Negro Amaro,”black-bitter” in Italian, is a black grape from southern Italy that has lost considerably in acreage since the year 2000.

Negro Amaro is a vigorous variety that requires green harvesting in order to produce quality grapes. It is less sensitive to drought than many other varieties and is also quite resistant to several of the typical vineyard diseases.

The grape is slightly aromatic, with medium acidity, and medium to medium high tannins. Deep in colour, it also provides flavours of dark skinned berries such as plums. You might also find some spiciness in there.

You can find Negro Amaro wines, as varietals but also blended with Malvasia as well as Primitivo. You cannot however be sure of a one-hundred percent varietal as there is no DOC that requires this. Instead it is up to the individual producer to decide whether not to blend or to do so. Most DOCs’ prescribe eighty-five to ninety percent of the grape in order to put its name on the label.

A minimum of 90% of Negro Amaro

  • Rosso Negroamaro di Terra d’Otranto DOC
  • Negro Amaro (or Negroamaro) Salice Salentano DOC
  • Superiore Leverano DOC

A minimum of 85% of Negro Amaro

  • Negro Amaro (or Negroamaro) Squinzano DOC
  • Negroamaro Brindisi DOC
  • Negroamaro Galatina DOC
  • Negroamaro Lizzano DOC (blending grapes specified)

However, most of the DOC’s mentioned in the lists will also produce a wine labelled Rosso which requires between sixty and seventy-five percent of Negroamaro.
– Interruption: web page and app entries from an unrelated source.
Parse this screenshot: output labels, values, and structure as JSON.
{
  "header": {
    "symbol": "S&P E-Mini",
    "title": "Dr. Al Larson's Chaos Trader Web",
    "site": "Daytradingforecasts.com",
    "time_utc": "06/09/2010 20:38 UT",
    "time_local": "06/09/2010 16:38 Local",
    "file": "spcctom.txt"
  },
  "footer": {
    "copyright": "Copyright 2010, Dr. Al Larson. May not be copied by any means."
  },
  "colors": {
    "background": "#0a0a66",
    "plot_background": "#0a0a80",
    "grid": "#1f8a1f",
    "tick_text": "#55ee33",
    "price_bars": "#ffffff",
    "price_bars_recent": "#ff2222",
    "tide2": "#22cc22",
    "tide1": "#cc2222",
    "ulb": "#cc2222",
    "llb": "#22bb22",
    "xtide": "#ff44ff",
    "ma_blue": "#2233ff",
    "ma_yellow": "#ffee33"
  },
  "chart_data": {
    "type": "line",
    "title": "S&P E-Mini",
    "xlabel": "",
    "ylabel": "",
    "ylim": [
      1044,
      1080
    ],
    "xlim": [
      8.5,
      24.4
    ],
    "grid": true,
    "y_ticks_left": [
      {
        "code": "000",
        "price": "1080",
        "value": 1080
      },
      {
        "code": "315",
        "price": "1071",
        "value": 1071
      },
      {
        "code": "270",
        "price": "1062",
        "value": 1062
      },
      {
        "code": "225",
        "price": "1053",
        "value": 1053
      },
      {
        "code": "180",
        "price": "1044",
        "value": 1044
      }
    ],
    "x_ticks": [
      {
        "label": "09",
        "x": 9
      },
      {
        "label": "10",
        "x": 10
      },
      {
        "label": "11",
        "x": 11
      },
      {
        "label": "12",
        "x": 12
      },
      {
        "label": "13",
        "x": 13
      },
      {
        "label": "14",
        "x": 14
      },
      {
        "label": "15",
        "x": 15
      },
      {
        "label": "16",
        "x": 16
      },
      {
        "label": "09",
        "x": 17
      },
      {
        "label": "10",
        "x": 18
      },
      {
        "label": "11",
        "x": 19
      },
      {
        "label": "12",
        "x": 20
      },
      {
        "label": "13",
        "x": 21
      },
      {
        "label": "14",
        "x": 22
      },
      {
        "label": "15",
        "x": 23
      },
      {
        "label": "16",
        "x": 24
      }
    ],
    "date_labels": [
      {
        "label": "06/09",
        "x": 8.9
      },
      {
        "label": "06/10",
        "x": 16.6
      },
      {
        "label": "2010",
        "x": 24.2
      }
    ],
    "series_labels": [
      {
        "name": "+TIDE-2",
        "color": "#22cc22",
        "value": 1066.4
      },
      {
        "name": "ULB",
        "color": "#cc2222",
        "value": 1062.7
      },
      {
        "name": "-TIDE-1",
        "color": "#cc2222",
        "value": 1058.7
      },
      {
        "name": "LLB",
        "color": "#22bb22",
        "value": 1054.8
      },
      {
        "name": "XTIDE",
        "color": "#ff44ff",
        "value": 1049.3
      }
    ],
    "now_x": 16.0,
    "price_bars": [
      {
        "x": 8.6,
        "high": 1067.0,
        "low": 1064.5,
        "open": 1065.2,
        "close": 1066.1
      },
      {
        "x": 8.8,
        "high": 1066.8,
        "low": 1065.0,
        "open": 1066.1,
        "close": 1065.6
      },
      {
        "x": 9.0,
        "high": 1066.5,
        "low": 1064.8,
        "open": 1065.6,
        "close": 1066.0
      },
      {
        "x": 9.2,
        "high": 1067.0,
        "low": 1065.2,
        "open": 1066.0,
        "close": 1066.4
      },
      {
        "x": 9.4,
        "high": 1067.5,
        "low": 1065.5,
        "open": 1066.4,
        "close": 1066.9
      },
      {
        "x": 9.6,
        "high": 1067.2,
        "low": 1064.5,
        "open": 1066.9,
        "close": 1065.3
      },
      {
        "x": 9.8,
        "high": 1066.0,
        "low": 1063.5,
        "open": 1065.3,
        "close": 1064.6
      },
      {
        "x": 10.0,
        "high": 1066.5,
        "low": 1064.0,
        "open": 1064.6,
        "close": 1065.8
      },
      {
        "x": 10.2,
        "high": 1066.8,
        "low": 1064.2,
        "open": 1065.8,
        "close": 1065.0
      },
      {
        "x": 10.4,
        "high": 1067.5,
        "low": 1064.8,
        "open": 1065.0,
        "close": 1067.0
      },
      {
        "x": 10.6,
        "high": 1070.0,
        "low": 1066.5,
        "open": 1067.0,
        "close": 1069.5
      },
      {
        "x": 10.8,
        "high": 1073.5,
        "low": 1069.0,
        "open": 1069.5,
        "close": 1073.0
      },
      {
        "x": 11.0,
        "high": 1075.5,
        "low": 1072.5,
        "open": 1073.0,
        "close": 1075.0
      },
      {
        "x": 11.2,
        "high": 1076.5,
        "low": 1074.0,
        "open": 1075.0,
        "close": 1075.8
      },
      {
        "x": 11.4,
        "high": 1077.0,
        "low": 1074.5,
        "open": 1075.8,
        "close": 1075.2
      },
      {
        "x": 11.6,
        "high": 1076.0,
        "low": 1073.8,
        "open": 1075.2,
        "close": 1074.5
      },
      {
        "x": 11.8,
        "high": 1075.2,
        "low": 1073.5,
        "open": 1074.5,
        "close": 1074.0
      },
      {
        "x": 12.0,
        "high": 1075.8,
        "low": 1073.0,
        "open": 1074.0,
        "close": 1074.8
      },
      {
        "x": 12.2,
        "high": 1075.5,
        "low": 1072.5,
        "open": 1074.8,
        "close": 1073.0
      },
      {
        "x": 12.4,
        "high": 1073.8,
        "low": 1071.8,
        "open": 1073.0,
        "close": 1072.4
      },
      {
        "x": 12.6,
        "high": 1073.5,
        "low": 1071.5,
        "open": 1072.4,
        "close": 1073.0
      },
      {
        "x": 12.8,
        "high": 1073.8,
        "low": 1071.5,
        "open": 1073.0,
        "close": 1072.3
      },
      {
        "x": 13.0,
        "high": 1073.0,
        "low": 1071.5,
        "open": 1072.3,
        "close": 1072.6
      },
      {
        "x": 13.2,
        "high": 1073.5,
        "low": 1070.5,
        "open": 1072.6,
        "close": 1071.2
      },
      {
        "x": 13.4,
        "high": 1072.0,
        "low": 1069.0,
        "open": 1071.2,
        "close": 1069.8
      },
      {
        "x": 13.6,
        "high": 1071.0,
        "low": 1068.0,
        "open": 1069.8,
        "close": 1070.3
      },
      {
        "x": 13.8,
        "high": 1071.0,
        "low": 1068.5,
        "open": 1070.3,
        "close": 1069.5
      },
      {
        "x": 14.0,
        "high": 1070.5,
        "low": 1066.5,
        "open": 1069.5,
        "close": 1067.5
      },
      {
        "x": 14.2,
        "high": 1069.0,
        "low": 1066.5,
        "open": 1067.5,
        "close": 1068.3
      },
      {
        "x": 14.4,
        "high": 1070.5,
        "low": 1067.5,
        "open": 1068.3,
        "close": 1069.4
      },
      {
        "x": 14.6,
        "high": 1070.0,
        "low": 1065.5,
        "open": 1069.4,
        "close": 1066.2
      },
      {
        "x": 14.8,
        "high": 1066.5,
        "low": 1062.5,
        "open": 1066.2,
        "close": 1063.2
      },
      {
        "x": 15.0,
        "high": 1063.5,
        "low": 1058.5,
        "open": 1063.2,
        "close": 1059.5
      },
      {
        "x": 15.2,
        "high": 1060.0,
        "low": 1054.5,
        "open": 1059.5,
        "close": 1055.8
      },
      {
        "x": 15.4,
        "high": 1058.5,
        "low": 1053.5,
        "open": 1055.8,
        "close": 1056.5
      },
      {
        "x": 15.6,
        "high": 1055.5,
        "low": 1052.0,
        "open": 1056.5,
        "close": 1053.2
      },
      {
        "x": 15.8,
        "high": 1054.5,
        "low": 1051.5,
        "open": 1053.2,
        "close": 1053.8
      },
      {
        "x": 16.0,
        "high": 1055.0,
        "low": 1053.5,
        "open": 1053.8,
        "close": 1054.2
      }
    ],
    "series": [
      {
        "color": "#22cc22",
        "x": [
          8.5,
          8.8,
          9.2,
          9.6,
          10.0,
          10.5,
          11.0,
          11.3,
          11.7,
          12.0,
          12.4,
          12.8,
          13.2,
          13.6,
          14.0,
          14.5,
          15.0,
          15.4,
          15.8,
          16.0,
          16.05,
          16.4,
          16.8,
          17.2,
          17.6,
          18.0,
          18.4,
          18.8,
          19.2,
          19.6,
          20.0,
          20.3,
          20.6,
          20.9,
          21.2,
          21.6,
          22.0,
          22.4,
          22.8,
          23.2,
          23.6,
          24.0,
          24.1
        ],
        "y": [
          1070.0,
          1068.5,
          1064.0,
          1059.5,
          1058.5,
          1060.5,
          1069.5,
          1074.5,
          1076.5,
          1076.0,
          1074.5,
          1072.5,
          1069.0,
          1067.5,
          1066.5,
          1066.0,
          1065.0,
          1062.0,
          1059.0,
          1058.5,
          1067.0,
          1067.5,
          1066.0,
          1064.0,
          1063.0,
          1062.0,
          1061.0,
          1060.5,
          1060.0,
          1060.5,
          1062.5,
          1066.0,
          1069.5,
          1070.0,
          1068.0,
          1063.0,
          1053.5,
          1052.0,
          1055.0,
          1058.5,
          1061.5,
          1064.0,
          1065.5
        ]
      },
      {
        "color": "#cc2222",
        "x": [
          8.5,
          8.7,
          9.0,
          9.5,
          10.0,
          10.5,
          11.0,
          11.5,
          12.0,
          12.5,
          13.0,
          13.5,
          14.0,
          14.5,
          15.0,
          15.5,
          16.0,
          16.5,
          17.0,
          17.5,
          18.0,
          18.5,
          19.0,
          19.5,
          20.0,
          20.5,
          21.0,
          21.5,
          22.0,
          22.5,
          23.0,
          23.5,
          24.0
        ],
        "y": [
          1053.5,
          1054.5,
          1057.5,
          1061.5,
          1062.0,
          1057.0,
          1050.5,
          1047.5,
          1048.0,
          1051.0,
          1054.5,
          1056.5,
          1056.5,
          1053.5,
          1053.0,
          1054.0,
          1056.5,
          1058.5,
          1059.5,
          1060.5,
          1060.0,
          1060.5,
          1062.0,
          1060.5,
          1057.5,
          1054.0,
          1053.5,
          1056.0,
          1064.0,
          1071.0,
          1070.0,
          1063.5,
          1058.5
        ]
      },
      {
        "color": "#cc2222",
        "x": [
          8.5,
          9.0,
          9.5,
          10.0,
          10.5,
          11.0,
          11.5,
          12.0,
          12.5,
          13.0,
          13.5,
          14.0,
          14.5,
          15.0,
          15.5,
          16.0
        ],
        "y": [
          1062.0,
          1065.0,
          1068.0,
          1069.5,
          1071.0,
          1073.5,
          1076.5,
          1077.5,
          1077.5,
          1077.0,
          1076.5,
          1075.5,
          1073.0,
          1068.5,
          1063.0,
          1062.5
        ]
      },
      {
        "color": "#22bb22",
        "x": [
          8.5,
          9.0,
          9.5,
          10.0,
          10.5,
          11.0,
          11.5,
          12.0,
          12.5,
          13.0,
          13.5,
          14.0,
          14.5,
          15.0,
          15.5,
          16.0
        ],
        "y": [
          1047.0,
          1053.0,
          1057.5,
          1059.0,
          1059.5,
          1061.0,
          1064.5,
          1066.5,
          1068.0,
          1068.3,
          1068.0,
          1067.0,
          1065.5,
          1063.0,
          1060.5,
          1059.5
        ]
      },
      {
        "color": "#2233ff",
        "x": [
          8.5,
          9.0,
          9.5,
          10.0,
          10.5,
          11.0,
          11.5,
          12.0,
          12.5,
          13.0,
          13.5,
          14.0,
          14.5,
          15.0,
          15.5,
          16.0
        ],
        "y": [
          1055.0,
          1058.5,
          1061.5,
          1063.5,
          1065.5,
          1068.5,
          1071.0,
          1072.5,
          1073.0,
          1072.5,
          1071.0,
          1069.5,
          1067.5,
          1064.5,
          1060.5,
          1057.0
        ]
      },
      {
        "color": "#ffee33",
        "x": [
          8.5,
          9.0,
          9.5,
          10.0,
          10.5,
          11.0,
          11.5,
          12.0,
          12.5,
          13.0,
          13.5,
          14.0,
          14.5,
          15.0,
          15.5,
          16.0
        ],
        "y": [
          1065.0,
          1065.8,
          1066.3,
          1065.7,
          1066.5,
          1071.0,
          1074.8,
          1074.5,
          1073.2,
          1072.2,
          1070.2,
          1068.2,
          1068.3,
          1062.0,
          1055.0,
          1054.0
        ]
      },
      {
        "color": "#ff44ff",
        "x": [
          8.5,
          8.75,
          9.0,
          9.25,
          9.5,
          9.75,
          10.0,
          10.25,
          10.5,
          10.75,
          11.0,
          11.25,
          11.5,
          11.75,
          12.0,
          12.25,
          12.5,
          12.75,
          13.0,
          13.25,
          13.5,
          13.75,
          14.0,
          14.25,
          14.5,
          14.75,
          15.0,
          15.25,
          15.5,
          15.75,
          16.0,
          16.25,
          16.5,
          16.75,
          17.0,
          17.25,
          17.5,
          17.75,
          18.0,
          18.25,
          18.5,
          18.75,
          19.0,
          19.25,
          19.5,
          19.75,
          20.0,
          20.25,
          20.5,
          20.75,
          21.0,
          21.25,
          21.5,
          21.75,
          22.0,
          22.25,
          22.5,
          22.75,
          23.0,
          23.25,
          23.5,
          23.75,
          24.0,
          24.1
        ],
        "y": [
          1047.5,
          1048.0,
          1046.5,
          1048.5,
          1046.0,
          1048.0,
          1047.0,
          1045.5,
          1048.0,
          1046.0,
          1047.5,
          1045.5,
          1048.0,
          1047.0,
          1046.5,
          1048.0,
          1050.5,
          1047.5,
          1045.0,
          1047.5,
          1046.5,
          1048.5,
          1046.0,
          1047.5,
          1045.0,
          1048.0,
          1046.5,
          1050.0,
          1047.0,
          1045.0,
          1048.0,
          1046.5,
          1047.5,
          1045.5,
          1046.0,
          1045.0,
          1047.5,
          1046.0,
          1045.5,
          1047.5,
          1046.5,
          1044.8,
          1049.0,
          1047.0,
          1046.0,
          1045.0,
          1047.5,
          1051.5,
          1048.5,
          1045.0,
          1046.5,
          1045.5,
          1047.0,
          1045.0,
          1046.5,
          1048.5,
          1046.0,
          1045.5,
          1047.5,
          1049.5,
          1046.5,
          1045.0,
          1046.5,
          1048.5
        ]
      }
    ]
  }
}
Also, these could be pure varietals e.g. one-hundred percent Negro Amaro, but this information is not required to be exposed on the label.

Negro Amaro blended with Malvasia Nera di Brindisi and/or Primitivo you will find in Alezio DOC, Copertino DOC, Matino DOC, and Nardò DOC.

All of the DOC’s permits the production of Rosato wines, e.g. Rosé.

Varietals can also be produced as an IGP, for example the more generic IGP Salento. There the requirement is a minimum of eighty-five percent of the character grape.

Food pairing
Negro Amaro pairs excellently with the typical, rustic food of southern Italy. Rich in flavours and a bit salty, it is matched deliciously by a varietal or blended Negro Amaro wine. Look for a rich Spaghetti dish, Roasted Pork, or Roasted Lamb. Serve the wine at 14-16°C/57-61°F.

Where is it grown?
In spite of having lost thirty-one percent of its plantings in the first decade on this century, Negro Amaro is still the seventeenth most planted grape in Italy. In 2010, plantings were 11.460 ha/28,318 ac. The vast majority of these are found in Apulia, on the “heel” of the Italian boot, with a focus on the regions around Lecce (fifty-two percent), Brindisi (forty percent), and Taranto (six percent).

Reports of plantings from outside of Italy have not been found.

Negro Amaro is recognised as being indigenous to southern Italy, most likely from the area of the Salento peninsula where it now has its heartland. It is not farfetched to hypothesise that it could have originated in Greece, given the vicinity to Corfu in Greece, and to Albania (which for periods of time has been part of Greece). No evidence for supporting this hypothesis has, however, yet been presented.